╭─ LISTED RECORDS

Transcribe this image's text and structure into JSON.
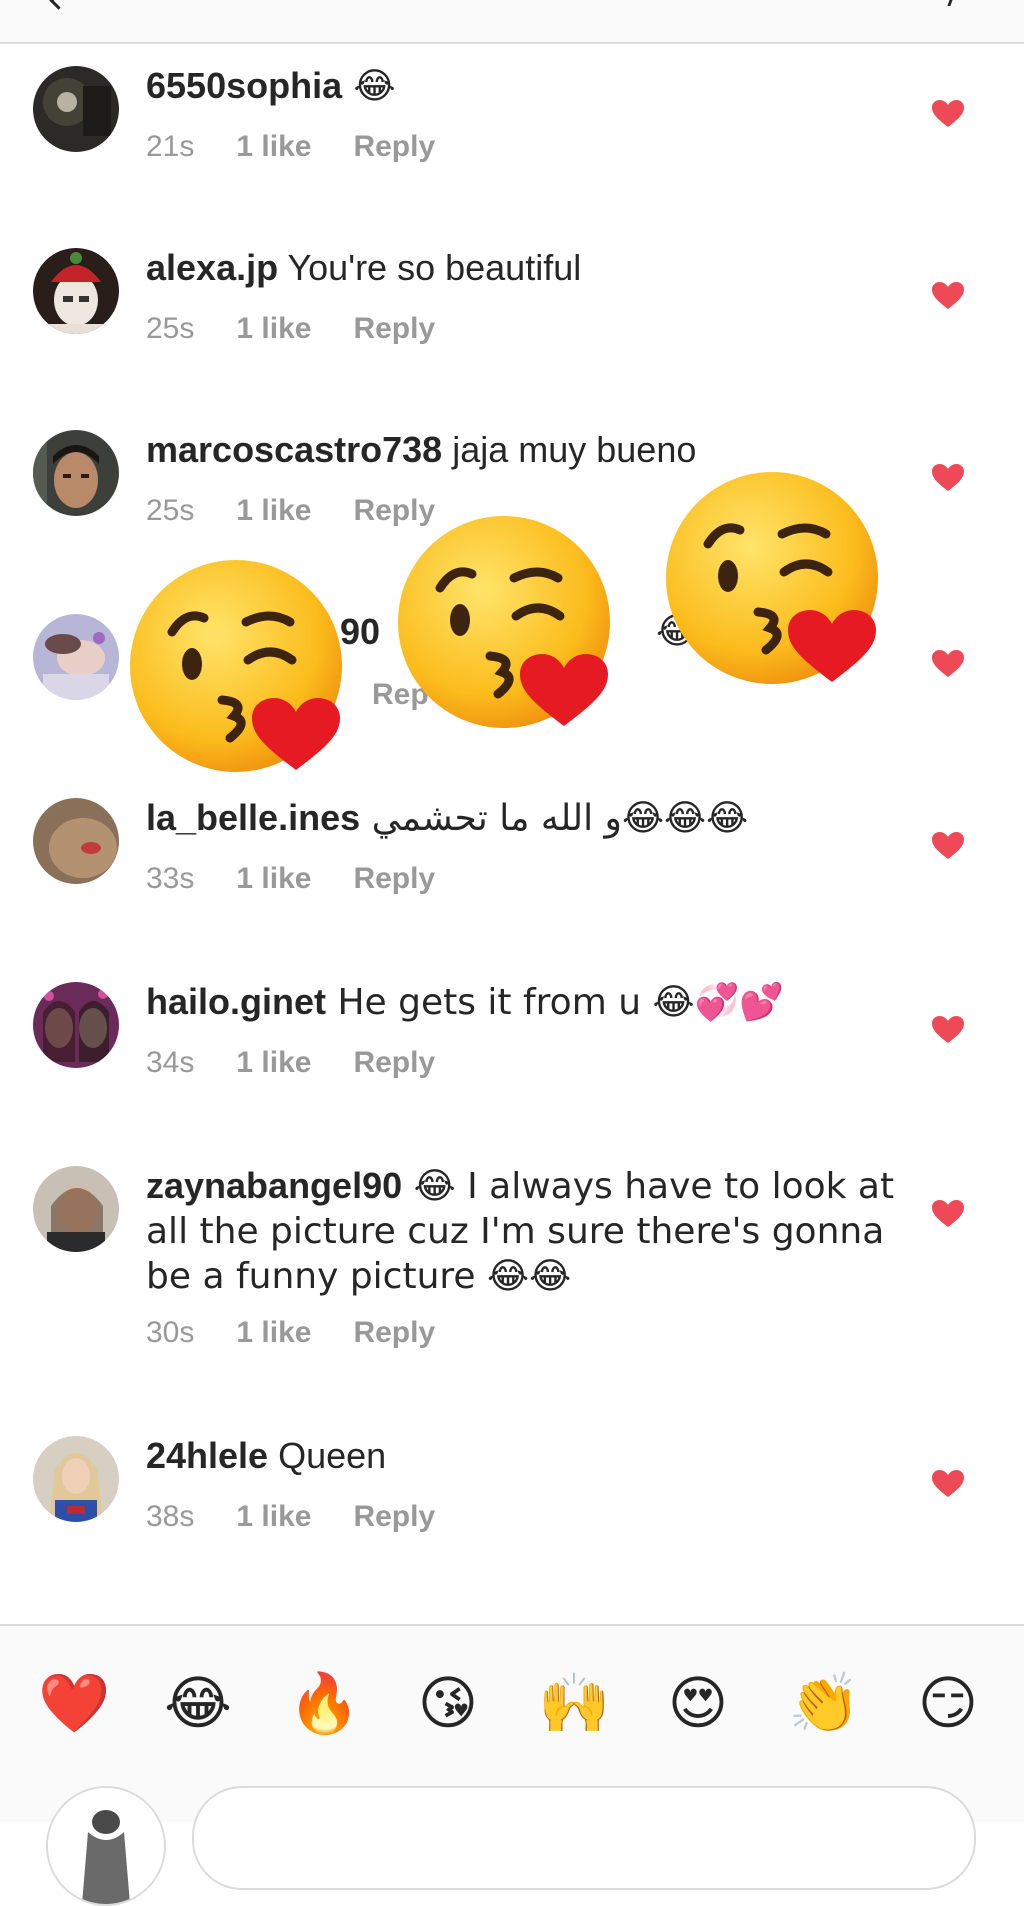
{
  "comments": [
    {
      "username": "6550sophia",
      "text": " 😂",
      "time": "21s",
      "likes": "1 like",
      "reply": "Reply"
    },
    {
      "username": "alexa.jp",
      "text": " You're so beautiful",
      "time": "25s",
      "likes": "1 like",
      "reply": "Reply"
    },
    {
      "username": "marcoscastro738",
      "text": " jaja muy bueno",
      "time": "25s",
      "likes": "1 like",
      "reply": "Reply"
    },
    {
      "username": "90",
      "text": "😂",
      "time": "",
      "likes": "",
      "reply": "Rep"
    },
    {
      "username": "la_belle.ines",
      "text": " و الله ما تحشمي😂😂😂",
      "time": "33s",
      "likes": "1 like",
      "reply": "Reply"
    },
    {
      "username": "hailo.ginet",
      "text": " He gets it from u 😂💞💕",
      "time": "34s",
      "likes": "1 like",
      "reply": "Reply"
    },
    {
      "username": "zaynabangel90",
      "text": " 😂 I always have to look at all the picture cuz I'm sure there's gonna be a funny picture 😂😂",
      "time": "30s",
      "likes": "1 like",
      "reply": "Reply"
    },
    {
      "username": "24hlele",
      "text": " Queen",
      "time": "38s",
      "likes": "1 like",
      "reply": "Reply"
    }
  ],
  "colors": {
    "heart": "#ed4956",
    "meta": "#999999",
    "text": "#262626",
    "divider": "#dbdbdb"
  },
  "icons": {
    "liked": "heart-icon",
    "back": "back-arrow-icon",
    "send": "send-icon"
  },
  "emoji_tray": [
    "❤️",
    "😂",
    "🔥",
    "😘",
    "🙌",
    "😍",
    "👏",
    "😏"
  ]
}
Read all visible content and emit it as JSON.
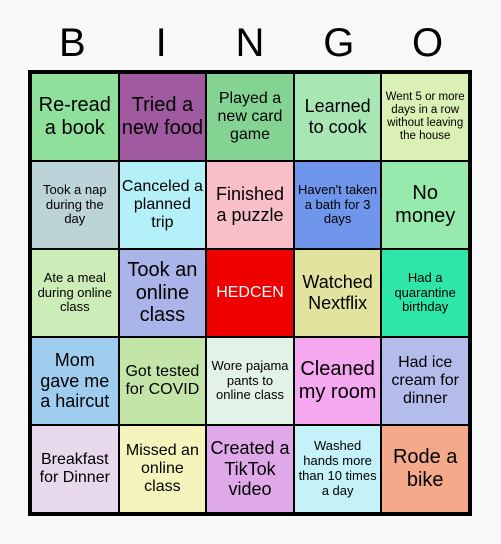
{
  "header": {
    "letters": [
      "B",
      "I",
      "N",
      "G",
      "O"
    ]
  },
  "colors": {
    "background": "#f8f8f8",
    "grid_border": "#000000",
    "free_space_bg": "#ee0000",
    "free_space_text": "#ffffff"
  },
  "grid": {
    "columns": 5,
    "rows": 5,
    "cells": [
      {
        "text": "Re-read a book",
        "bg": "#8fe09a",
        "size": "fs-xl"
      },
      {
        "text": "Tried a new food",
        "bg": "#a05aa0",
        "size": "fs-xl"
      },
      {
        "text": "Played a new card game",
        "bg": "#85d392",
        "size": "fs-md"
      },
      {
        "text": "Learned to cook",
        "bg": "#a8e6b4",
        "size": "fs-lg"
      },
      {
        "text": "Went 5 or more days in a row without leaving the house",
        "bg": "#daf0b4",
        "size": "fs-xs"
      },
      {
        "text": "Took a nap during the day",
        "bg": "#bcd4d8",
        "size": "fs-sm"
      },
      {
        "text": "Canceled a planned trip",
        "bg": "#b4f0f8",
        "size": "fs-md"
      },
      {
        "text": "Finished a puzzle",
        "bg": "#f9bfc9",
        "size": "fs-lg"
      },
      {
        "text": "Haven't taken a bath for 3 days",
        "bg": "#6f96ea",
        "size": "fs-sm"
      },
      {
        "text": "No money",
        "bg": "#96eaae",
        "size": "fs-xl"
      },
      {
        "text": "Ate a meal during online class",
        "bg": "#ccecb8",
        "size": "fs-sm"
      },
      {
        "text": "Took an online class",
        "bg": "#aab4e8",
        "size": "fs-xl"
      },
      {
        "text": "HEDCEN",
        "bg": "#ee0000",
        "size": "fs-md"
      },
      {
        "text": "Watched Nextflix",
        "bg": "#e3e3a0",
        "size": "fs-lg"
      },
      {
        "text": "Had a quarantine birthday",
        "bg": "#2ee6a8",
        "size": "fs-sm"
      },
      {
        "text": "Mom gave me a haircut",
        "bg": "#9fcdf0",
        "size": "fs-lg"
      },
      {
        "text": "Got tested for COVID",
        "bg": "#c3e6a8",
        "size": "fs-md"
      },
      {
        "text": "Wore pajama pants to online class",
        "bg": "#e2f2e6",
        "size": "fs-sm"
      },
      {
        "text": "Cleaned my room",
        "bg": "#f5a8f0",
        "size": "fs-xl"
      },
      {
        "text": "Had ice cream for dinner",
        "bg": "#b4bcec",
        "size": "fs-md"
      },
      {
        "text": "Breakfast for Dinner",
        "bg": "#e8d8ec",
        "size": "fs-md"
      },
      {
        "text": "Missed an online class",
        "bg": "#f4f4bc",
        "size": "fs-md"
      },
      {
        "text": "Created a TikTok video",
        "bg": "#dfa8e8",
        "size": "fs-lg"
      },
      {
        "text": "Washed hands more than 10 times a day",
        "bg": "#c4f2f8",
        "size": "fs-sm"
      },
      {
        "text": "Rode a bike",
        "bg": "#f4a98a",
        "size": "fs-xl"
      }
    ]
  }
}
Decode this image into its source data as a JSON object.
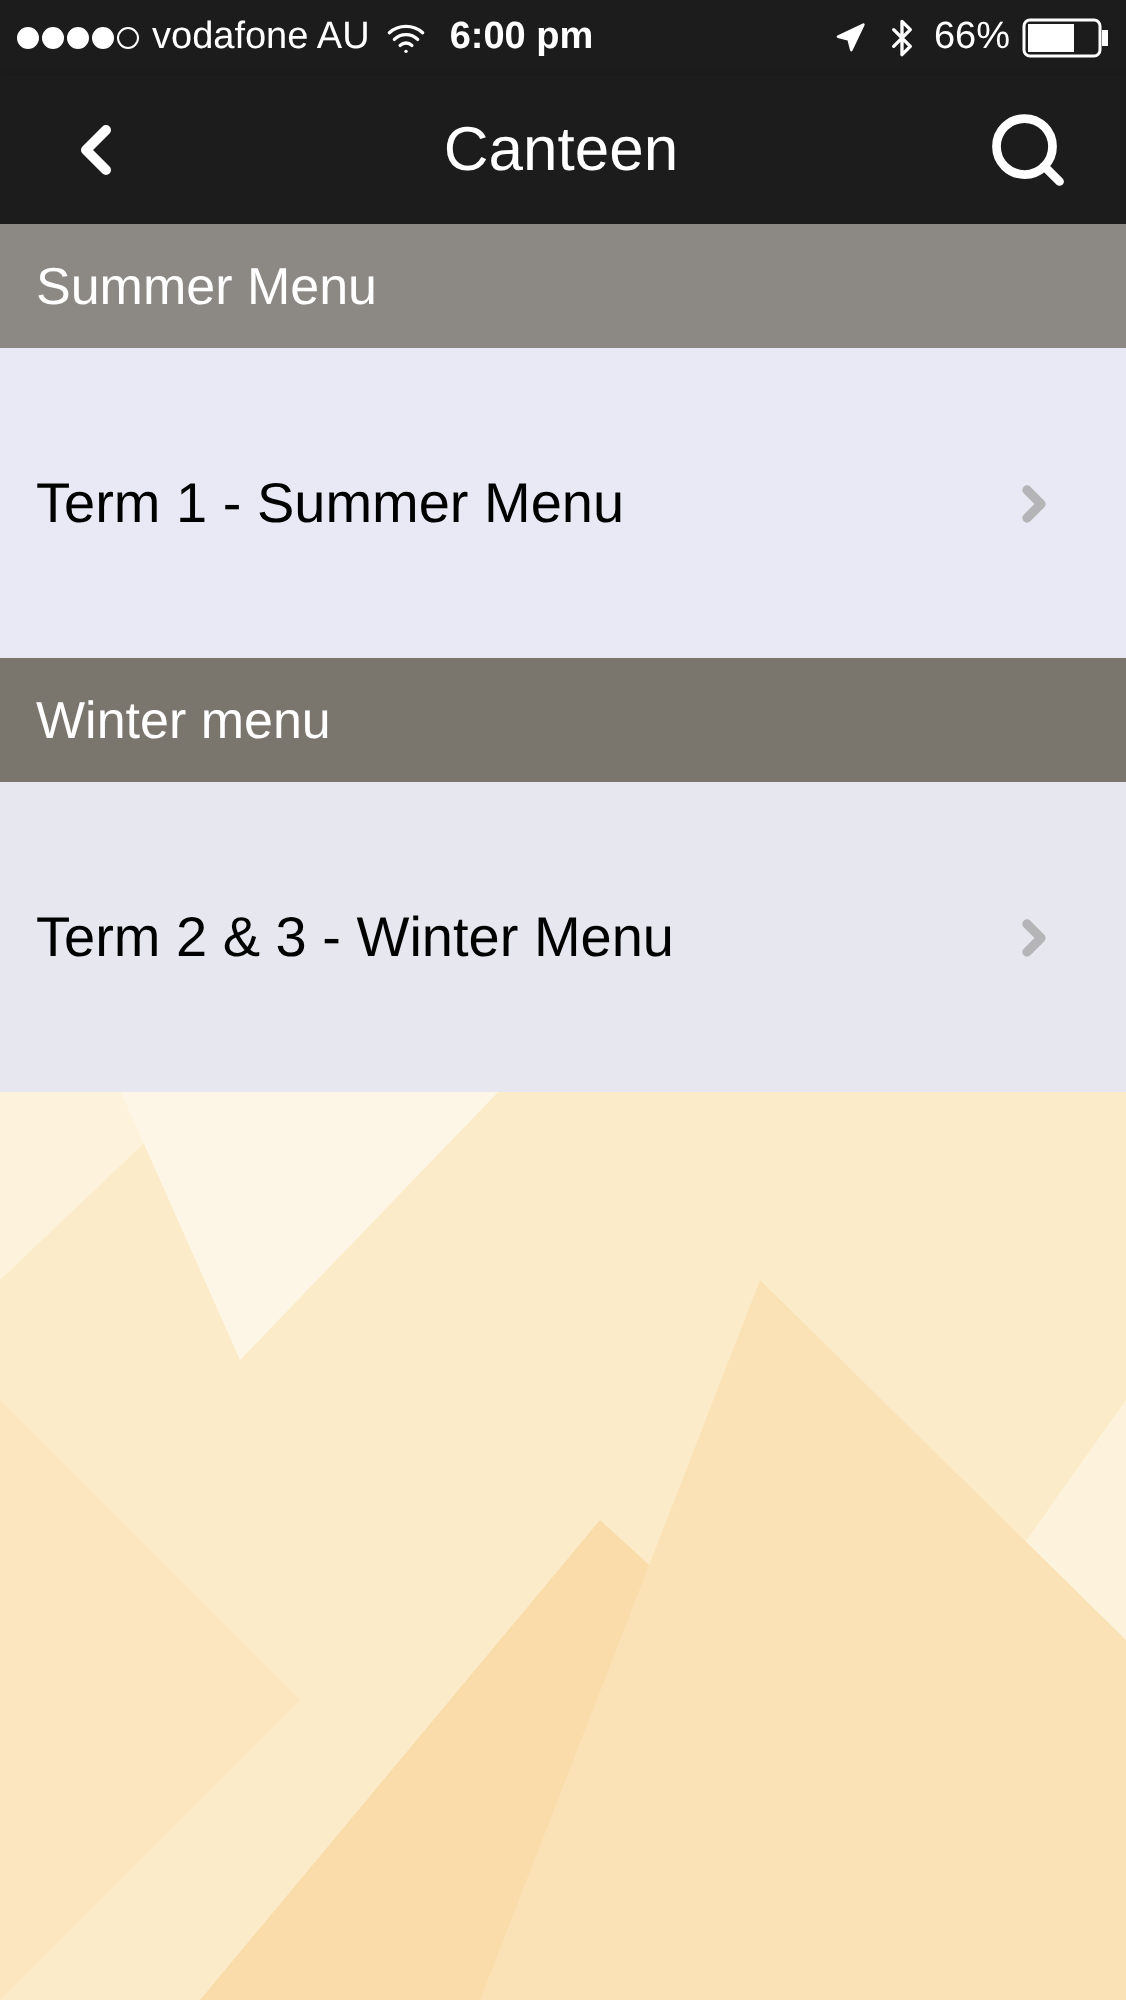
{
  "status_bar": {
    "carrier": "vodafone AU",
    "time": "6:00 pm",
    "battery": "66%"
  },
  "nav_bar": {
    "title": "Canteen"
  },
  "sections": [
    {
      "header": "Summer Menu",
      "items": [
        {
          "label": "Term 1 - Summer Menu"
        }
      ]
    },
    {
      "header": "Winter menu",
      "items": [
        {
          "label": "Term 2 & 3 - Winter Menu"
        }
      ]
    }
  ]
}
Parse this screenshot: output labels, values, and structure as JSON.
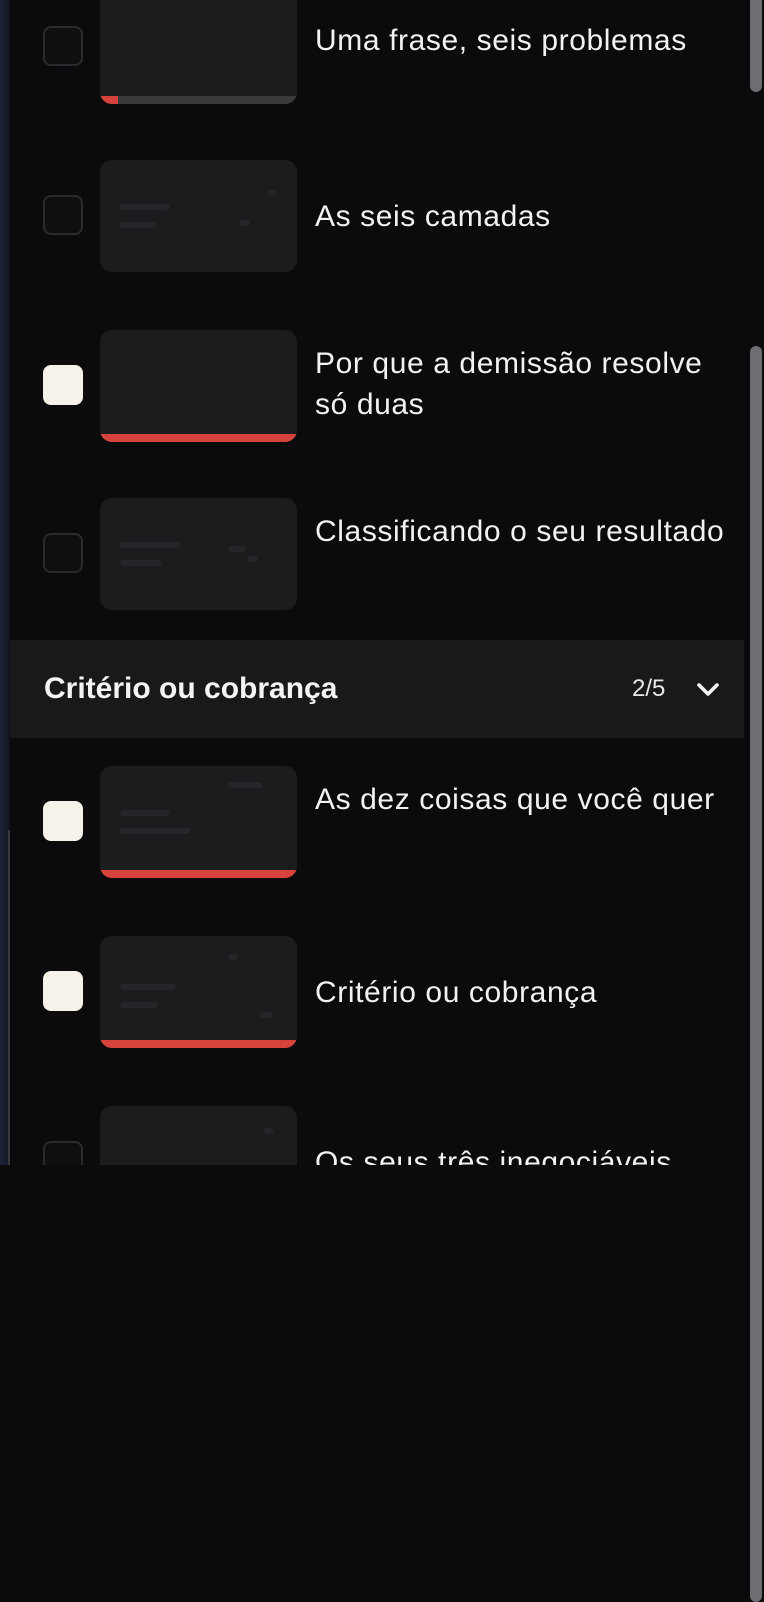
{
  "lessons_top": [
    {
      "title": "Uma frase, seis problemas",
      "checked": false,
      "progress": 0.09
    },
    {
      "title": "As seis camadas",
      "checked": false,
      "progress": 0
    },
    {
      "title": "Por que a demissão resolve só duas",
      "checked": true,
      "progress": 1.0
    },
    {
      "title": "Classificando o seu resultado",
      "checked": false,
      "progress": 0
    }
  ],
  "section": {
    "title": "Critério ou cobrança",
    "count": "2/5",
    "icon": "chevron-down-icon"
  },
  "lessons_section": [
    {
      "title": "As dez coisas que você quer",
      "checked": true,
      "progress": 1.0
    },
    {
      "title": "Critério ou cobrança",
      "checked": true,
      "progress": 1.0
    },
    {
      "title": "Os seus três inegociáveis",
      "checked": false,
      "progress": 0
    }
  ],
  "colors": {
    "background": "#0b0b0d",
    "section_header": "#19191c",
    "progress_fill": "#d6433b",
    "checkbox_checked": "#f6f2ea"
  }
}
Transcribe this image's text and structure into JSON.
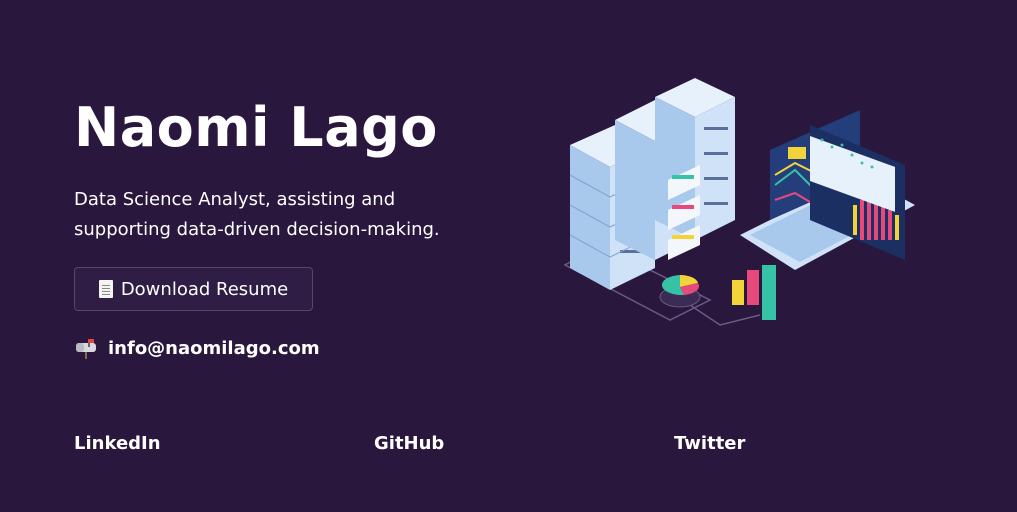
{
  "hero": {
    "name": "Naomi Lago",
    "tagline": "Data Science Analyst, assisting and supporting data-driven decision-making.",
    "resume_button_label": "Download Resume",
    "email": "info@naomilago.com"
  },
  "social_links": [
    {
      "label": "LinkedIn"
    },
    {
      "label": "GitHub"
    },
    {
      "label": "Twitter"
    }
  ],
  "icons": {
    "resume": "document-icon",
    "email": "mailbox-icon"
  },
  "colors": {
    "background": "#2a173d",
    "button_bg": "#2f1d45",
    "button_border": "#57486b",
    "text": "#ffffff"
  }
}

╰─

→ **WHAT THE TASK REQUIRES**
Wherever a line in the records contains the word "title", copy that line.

→ **RESULT FOR THIS EXERCISE**
    "title": "Canteen"
      "title": "Uma frase, seis problemas",
      "title": "As seis camadas",
      "title": "Por que a demissão resolve só duas",
      "title": "Classificando o seu resultado",
    "title": "Critério ou cobrança",
      "title": "As dez coisas que você quer",
      "title": "Critério ou cobrança",
      "title": "Os seus três inegociáveis",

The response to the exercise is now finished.